A few years ago, I completed this on the Xbox 360. And now I have completed it on the Switch. As in, the NES game in the NES classics thing.
It’s a decent little vertically scrolling shooter with an odd bell shooting system (shoot bells enough and they go blue, collect a blue one to speed up your ship), and I lost my ship’s arms at one point so couldn’t drop bombs.
After beating the end boss the game loops back to the start, so no credits as such. Still, done.
In a (very) late entry into completed games in the year 2014, I give you Pop’n TwinBee: Rainbow Bell Adventures! It’s not a shoot ’em up like the other Pop’n TwinBee games – instead being a platformer with some elements borrowed from the likes of Castle of Illusion, Sonic the Hedgehog and Super Mario World, but somehow totally different from all of them.
Whereas in the shooter games in the series you pilot a cute spacecraft and take down other cute spacecraft (like a chibi-1941), you pilot a cute spacecraft who runs and jumps around levels punching things and hitting foes with a big hammer. No, really.
I have played it before, a long time ago in an incomprehensible Japanese form, but something made me want to buy the Wii U English eShop version a couple of days ago. I never got very far previously, but made an effort to complete it this time.

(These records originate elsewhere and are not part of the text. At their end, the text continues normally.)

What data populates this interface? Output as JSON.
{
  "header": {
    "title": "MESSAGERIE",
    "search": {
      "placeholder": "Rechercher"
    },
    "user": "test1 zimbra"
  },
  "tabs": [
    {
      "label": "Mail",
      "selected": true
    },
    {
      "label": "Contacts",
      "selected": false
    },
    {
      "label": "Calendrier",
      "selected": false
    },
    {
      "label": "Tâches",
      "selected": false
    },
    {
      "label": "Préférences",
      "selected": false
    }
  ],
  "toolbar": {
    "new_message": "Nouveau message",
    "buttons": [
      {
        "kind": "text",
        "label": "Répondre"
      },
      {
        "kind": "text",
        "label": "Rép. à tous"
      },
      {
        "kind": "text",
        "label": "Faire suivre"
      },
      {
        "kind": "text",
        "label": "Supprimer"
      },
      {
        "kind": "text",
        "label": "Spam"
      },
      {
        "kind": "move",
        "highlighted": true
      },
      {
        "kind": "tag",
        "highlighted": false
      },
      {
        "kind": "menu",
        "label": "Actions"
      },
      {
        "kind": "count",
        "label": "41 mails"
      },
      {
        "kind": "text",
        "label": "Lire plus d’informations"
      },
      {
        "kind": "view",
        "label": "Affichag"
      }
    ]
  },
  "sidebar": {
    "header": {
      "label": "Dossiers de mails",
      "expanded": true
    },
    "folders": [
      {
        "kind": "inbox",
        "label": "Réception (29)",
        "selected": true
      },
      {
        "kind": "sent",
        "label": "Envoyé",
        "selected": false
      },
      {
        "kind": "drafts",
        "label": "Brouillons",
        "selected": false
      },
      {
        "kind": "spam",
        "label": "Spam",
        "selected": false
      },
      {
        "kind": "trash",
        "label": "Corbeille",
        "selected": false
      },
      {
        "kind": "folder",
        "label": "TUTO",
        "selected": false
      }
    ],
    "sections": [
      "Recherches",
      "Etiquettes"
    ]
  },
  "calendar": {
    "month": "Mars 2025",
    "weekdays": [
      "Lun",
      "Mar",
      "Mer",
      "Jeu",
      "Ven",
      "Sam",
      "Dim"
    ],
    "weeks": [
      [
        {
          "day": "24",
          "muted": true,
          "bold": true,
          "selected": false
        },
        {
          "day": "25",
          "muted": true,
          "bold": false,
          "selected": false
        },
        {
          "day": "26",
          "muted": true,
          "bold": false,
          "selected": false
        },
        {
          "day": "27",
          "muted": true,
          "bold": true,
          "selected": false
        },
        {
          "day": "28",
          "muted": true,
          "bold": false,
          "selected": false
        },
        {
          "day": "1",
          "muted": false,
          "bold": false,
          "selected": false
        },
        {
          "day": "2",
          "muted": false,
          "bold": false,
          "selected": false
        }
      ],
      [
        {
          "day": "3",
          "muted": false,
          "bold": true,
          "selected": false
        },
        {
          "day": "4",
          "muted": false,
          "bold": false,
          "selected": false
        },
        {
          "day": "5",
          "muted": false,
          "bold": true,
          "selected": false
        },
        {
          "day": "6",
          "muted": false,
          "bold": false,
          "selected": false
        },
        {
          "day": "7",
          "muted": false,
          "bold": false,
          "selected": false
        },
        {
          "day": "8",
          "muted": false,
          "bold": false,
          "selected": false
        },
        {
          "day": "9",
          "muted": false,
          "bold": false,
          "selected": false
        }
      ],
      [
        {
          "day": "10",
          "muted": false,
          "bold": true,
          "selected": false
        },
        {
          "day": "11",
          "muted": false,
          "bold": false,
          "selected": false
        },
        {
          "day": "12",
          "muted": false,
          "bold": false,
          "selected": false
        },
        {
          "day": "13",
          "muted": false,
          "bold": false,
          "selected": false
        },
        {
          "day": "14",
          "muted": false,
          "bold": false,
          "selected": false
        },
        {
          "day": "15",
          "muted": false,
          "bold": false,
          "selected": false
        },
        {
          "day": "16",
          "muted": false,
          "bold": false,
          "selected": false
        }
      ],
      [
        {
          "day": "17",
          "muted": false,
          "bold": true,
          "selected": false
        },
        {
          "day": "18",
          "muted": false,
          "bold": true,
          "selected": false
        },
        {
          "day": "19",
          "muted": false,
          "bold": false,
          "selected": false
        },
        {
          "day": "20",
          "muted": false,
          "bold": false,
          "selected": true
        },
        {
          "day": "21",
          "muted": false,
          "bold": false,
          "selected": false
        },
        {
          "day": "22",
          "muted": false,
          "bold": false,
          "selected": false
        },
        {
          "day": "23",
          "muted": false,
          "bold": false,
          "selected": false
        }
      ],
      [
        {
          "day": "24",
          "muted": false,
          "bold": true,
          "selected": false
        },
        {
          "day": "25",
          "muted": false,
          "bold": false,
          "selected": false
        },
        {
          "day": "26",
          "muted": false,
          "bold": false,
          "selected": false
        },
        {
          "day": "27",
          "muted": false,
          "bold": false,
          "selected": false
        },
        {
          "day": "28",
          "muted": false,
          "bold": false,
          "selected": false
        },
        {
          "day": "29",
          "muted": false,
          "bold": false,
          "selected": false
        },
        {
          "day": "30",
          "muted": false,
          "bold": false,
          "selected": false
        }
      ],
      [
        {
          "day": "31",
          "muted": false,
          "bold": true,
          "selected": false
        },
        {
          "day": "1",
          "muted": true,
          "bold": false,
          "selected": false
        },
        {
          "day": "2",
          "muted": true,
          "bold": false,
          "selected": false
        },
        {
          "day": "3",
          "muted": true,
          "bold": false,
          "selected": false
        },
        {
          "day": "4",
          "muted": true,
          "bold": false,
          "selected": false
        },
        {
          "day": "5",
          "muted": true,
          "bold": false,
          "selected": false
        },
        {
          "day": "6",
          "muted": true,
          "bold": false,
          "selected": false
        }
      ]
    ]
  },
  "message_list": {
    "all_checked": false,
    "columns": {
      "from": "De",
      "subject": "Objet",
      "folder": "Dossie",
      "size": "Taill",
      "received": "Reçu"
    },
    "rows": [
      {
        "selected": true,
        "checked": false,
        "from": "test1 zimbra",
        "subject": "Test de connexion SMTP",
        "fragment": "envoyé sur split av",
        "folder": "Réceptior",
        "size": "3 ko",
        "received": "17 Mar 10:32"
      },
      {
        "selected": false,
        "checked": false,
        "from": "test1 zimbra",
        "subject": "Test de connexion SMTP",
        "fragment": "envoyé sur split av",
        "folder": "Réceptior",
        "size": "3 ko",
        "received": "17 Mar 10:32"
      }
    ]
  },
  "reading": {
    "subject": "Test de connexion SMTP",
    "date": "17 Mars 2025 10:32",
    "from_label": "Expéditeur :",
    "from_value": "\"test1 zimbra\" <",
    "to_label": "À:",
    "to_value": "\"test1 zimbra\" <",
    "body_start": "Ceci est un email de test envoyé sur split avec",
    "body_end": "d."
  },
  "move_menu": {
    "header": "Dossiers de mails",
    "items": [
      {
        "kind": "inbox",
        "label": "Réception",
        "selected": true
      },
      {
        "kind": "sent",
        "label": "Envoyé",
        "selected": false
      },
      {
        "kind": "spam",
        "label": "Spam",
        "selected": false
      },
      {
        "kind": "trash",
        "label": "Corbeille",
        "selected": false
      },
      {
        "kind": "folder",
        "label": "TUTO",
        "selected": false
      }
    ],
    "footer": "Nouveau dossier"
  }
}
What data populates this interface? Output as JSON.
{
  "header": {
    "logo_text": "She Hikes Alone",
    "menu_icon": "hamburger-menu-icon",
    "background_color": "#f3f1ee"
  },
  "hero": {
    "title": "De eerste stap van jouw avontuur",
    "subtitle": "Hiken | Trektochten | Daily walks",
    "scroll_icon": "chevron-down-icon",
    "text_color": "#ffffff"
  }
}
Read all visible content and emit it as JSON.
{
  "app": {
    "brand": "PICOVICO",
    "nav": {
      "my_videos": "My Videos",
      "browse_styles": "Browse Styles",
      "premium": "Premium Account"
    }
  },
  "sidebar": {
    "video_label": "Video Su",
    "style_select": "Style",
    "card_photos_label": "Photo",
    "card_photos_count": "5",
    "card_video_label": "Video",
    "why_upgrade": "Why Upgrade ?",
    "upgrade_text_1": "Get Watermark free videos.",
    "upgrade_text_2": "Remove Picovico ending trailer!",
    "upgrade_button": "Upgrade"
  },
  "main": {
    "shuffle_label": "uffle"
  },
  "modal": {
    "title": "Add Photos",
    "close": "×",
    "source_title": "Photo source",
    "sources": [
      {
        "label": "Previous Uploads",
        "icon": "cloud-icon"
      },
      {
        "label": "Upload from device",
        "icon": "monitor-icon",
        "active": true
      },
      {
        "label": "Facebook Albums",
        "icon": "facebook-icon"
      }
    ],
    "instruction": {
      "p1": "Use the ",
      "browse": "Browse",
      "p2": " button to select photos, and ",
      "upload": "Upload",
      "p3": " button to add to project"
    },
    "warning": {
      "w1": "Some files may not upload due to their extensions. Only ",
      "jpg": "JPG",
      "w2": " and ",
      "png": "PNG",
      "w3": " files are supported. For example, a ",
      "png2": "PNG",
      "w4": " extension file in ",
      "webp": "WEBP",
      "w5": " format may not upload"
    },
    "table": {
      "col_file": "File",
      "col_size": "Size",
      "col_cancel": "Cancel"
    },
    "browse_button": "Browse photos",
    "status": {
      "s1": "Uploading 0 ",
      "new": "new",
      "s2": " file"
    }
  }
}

And it was great! I did find it pretty easy, most of the bosses especially so, but there were a couple of levels I was stuck on for ages. They were both maze-like and I just couldn’t find the right exit. One of them involved lots of pipes, none of which seemed to take me to the exit which I’d clearly seen but was unable to reach. Another was made up almost entirely of destructible blocks, and although I could locate the exit without much issue, the key on that stage (which you can use to open doors to bonus areas on other stages) was apparently inaccessible. After 20 minutes I gave up looking for a way in.
Which means I finished without collecting all the keys. I don’t think they’re necessary for anything special, though, so I’m not too bothered.
In all, it’s a strange but enjoyable (and very Japanese) game, with varied levels, and it’s a shame I missed it first time round and never paid it much attention until now. Perhaps it’s the way it’s a spin-off, as they often don’t fare too well, but in TwinBee’s case, it’s well worth a look.